For an entire year, I ignored a gut feeling. The first time it hit me, I brushed it off as a bad day at work and kept my brain occupied with menial tasks to ignore the menacing voice inside my stomach, telling me things I didn’t want to hear. But the lousy feeling came back a week or so later and I started wondering if I should take it seriously. Still, I wasn’t ready to listen, so I pretended my gut didn’t know what it was talking about and that I was the one in control. After all, my gut wasn’t the one paying my bills.
What the scary voice was trying to tell me was that I needed leave my job. For a while there, I thought I had found a place in the world where I could draw and support myself as an artist in a job that was chill. I had money, routine and the freedom to spend excessively. I dedicated my time to retail instead of freelance; I opted for financial comfort instead of pursuing my passion. Before I knew it, I was happy to go through the motions without thinking too much about anything at all. Change became the enemy in my life, and I wanted to avoid it at all costs.
Weeks passed, and I became professionally stagnant and spent way too much time thinking about someone else’s business instead of my own. I lost the plot and any ambition to progress myself. But I kept pushing away these thoughts of dissatisfaction with excuses. I could always justify needing more money and didn’t believe I was ready to go freelance again. Looking into my late twenties, I felt less enticed by the idea of changing everything again despite the blatant truth that I wasn’t satisfied with my work or the person I was working for and probably wasn’t being the best employee either. I didn’t want to struggle again, but I also felt stuck and too dependent on a job that wasn’t challenging enough.
Slowly but surely, my routine turned on me too. Like an exotic growth in my belly, my intuition became stronger and that tiny gut feeling started to grow bigger: I hated my job, but I loved the money. Nobody wants to say it. I know I didn’t. The job itself was perfectly fine for someone else, but I was tired of doing the same thing every day that was unrelated to my serious career interests. A part of me wanted to be loyal and stick with it, be satisfied for once because I was following the rules like the rest of working-class society. But regardless of my willingness to comply, I couldn’t escape the likelihood that a tragic financial ending was about to take place.

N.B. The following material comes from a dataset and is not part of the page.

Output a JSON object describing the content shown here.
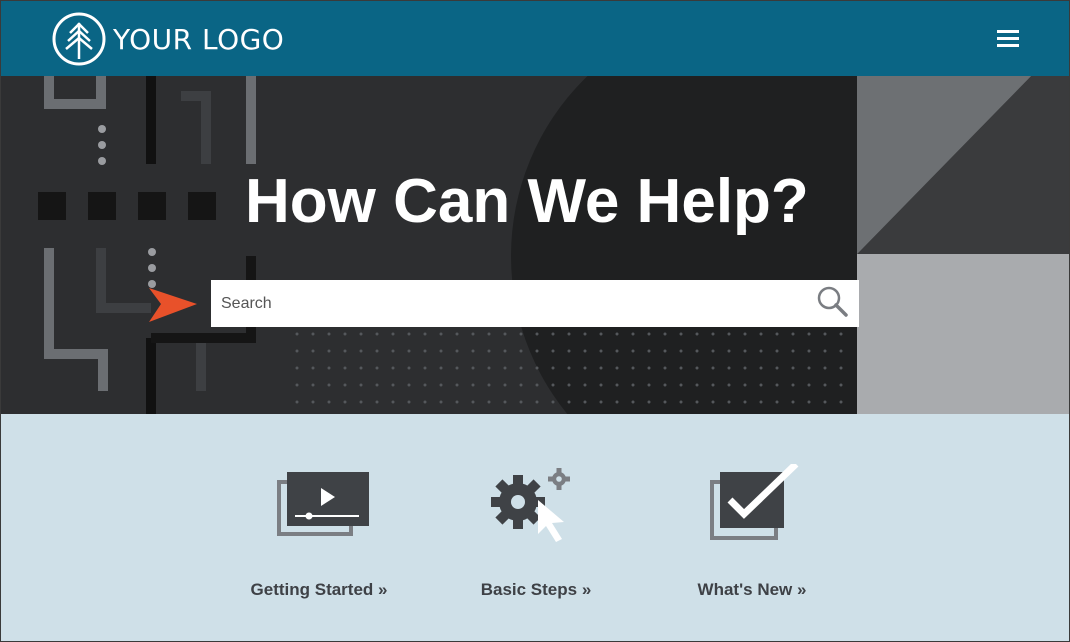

Two weeks before my 27th birthday, my employer dumped me. In a series of unfortunate events regarding the whereabouts of a wrongfully sold table, I received a mouthful of troubling accusations from my boss and the abrupt conclusion that it would be best for me never to return to his store again. I didn’t even care to follow up on the destination of the missing table. My lack of interest and my relief of losing this job hit me in a way I hadn’t expected. I was free! And the table (for the lack of being reclaimed) was free too!
The interesting part of this story, not involving the table, is this: my gut knew in advance what was going to happen. Heck, my gut knew that the table was going to be part of the reason for my termination! Instead of listening to that uncomfortable feeling telling me to exit with grace, I let the primitive part of my brain convince me to stay simply because it was what I thought I needed. But just like that, my job vanished and I was left with the unflattering reality that I had been brutally dumped by an employer (again). I would also have to avoid the north side of Queen West for an entire year, which can be tough, especially if you’re headed there for brunch on Sunday.
I felt like a huge degenerate. Getting dumped by an employer is worse than getting dumped by a partner because you immediately feel the stinging pain coming from your pockets and the likelihood of your reputation burning in flames. It was a shock to my system, and the emotional trauma gave me chills as I debated what course of action I might take to repair the damage to my ego and find the strength to forget about the table and my ex-employer. I was, in retrospect, a loser. But even as a loser, I believed in myself like I would an underdog boxer, and my determination was stronger after defeat.
I had spent too much time comparing myself to peers and convincing myself that change was my enemy. Getting fired was the best thing that could have happened to me because it forced me to see that change isn’t so bad after all.
I didn’t cease to exist post-termination. I spent a lot of time fighting with myself over whether or not I’m a good, capable and smart person, and then I rebounded. I reclaimed what power I had left and challenged myself to find the positive side to a really ugly situation: my boss did me a favour by making a hard decision for me. My rational brain had been in direct competition with the feeling in my stomach that was trying to persuade me to do the right thing. I should have been brave and listened to it months ago, but I ignored it.
Mistakes are necessary and without them, we wouldn’t be the people we are today, so it’s better to let yourself make the necessary mistakes to get to the place you’re meant to go. In the words of the clever Jonas Jonasson in The 100-Year-Old Man Who Climbed Out of the Window, “Things are what they are and whatever will be, will be.”